1.8.1. Learning about differences: a) Language b) Education c) Economics d) Religion. Avoiding stereotypes: a) Avoid assumptions b) Ask questions c) Collaborate with a translator. Enhancing Translation: a) Terminology b) Clarity c) Cultural and rethorical differences d) Design.

1.8.2. Handbook (HTW)----- a) Global communication: Ability to communication with audiences from varied cultural background is important. b) International correspondence: Understanding the importance when corresponding to various national cultures, by forms of courtesy, formality, organizational patterns and persuasive strategies. c) Presentation: When presenting your ideas, focus on your audience and their cultural background.

1.9. Chapter 7.----- Organizing and Drafting Documents.

1.9.1. Predrafting strategies: a) Confirm your purpose, analyze your audience b) Gather information and ideas c) Organize your information. Writing the draft: a) Parts of a document b) Drafting the body c) Drafting the conclusion.

1.9.2. Handbook (HTW)-----1) Brainstorming: Generating ideas about a topic and selecting your audience. 2) Analyzing your audience: determine the reader's need relative to your purpose. 3) Proofreading: After writing the draft always proofread and make sure the final draft has no grammar errors and do not rely on spell checks.

2. Team Writing Book Project

2.1. Chapter 1.- Planning your collaboration

2.1.1. Why Teamwork? To prepare students for the workplace by providing the opportunities to learn the social and organizational skills that are necessary for productive teamwork and to improve the educational experience through collaboration with fellow students. There are three collaboration methods: 1) Face to face- The team sits down and write documents. together. 2) Divided- The group breaks the documents into sections and assign each member. 3) Layered- Each person in the team is assigned one or more specific roles. HTW Reference- Organization Writing and Revision a)Collaborative writing b)Reviewing collaborative documents.

2.2. Chapter 2

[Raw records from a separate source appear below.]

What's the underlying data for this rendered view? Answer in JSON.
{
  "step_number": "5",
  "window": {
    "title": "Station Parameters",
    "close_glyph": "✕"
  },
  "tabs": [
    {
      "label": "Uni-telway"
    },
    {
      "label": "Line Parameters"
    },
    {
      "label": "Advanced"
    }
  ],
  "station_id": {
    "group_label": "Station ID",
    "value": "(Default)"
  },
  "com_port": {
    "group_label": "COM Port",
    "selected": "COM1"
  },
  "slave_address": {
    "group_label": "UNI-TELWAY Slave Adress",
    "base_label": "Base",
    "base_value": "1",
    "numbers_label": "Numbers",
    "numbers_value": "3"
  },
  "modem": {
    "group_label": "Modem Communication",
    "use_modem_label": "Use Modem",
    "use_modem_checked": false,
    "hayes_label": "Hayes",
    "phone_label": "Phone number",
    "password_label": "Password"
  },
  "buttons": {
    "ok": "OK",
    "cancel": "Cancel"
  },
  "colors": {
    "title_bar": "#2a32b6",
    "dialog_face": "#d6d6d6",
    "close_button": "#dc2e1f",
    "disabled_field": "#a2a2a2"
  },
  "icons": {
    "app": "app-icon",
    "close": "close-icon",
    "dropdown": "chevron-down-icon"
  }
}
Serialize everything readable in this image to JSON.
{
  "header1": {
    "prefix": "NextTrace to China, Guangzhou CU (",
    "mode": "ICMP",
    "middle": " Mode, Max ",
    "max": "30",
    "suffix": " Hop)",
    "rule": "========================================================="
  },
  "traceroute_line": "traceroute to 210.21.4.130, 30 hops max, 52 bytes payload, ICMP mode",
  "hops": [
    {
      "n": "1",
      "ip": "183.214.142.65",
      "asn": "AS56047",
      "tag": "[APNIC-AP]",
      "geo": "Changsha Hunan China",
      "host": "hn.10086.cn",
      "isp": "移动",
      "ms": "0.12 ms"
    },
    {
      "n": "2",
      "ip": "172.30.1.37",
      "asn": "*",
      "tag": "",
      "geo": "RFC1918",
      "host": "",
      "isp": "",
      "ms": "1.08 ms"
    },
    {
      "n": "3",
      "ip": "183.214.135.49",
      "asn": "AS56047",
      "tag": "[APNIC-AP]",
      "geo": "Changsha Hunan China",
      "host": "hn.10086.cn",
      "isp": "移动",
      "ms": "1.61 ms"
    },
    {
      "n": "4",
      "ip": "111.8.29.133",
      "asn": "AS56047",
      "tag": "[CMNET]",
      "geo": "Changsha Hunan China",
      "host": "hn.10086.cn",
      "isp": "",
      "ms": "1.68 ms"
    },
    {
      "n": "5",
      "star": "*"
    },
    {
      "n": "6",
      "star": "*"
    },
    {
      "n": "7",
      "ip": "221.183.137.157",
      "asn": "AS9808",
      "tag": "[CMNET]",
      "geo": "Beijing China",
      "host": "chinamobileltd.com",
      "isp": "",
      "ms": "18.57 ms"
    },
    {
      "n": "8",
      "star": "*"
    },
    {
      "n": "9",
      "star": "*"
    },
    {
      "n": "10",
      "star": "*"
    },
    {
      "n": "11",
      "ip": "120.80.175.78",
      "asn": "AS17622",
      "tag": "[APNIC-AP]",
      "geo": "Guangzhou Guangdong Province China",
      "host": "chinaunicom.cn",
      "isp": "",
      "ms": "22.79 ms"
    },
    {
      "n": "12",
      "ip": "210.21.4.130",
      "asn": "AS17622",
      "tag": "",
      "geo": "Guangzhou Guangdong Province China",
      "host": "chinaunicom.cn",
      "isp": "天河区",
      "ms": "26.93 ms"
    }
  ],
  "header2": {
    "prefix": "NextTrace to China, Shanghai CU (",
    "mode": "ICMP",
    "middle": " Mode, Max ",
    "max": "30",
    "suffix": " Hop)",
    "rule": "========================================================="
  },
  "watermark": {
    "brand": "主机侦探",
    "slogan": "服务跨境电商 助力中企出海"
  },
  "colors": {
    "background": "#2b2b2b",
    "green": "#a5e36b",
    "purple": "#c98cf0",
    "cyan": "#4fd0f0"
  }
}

2.2.1. Project management 1) The role of a project manager is to track the status of a project and to make sure each team member knows what they should be doing. Also other duties are: Create task schedule, deadlines and the progress of the project. 2) The importance of a task schedule and building accountability from each member. 3) Set a time for the meetings and do not go over the limit. 4) Discussion for the project must stay on track. 5) communicate when a problem occur and email members of the progress of the project.HTW Reference- Organization writing and revision a) Collaborative writing b) Reviewing collaborative documents. Alert Grid- Yes it will function well as Chapter 2 stated. The reason it works is because if there's any problem, the business would receive within seconds a notification by sms, phone, or email of the incident, server down, script error or machine stopped.

2.3. Chapter 6

2.3.1. Revising with others Two types of revision are feedback and direct revision, Feedback method, one team member drafts some text, submited to others for feedback and then revised based on the feedback-Direct-revision one member drafts some text another member implement the revision, and changing and revising the text of the first members. HTW Organizational, Writing and Revision a) Revision Page 488. HTW Digital Tips a) Reviewing Collaborative Documents P.74 --- D#11,HW#1

2.4. Chapter3

2.4.1. How to achieve a succesfull team Appoint a team charter Set team goals set personal goals Individual committment HTW- Organizational, writing and revision a) collaborative Writing p.72 Digital Tips a) collaborative documents p.74